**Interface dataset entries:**
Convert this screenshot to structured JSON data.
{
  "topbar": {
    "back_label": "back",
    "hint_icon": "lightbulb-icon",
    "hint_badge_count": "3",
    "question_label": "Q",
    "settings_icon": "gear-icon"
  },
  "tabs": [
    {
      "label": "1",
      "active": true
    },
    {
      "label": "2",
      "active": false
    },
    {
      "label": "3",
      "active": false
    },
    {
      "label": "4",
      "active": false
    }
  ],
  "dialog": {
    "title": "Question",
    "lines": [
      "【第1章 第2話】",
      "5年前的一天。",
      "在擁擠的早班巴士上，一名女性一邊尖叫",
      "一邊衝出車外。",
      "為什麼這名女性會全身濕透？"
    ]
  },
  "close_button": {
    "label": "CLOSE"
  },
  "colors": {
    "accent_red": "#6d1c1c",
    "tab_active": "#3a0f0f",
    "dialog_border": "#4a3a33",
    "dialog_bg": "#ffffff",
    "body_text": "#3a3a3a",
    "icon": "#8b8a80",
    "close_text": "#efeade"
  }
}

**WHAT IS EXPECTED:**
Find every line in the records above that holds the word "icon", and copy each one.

**THE ANSWER:**
    "hint_icon": "lightbulb-icon",
    "settings_icon": "gear-icon"
    "icon": "#8b8a80",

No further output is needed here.